The mortgage provider is increasing its three and five-year fixed rates by 1.2pc, a larger than expected rise.
It is also increasing its 10, 15 and 20 and 25-year fixed rates by 0.5pc.
The new rates apply from Monday, June 27.
A Finance Ireland spokesperson said: “Our variable and buy-to-let rates remain unchanged.”
Anyone who has now or who receives a loan offer before the rates come into effect on Monday week will have two months to draw down loans at existing rates.
The lender added: ““All loan offers issued by the close of business on Friday, June 24, will be honoured at current rates provided funds are drawn by the close of business on Friday, August 12.
"Where a loan offer subsequently expires or any amendment is requested to an existing loan offer, the new/revised offer will be issued on our increased rates.”
It comes after ICS Mortgages announced a second rise in its mortgage costs in May.
Its three and five-year fixed rates will increase by 1pc across all loan-to-value (LTV) bands. It comes just two months after it increased its rates. The latest increase of 1pc means the ICS five-year fixed rate will go from 2.6pc to 3.6pc.
This means an extra €131 per month, or €1,572 a year, in repayments for a homeowner with a €250,000 mortgage over a 25-year term, and an 80pc loan-to-value.
Avant Money, which shook up the market here when it launched mortgages for less than 2pc at the end of 2020, is increasing its five, seven and 10-year fixed rates for new borrowers by between 0.2 and 0.3 percentage points.
Last week the European Central Bank signalled that it may put up its key lending rate by as much as 0.75 percentage points by September.

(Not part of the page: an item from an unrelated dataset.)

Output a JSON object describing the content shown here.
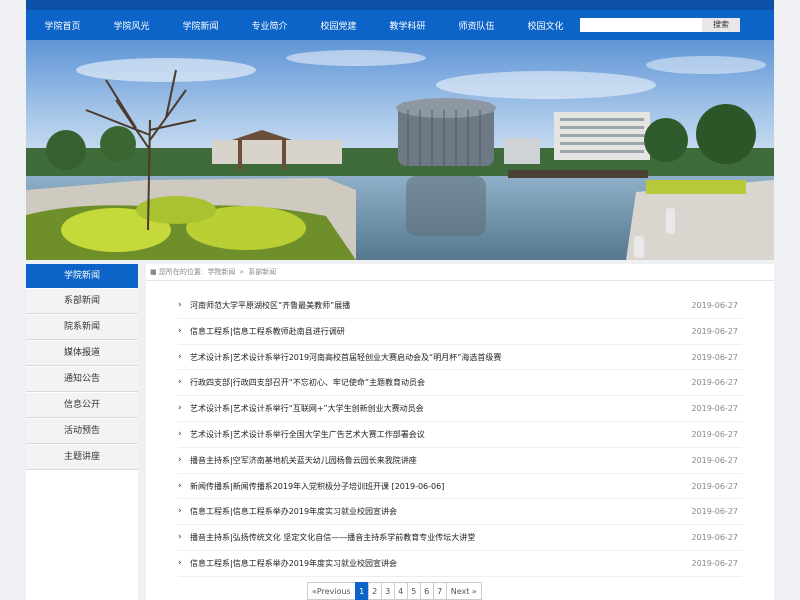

Mortgage holders are set to be hit by the first in a series of interest rate rises from next month, a move that will push annual repayments up by more than €1,000 for a family with a typical tracker.
Variable rates and future fixed rates are also set to be hiked.
The ECB surprised market watchers when it said it may then follow the July 0.25 percentage point rise with a 0.5 percentage point rise in September, if high inflation persists in the eurozone.
Most commentators had been expecting a 0.25 percentage point rise this summer, to be followed by another one of the same size in the autumn.
The ECB has not raised its rates for 11 years.
Some 450,000 mortgage account holders are vulnerable to rises in the ECB’s main refinancing rate as they are on tracker or variable rates.
Each 0.25pc rise in the ECB rates will cost €30 more in monthly repayments for a €250,000 tracker mortgage.
That works out at €360 a year. This is based on a tracker with a margin of 1.25pc over the ECB rate, with 20 years left to pay.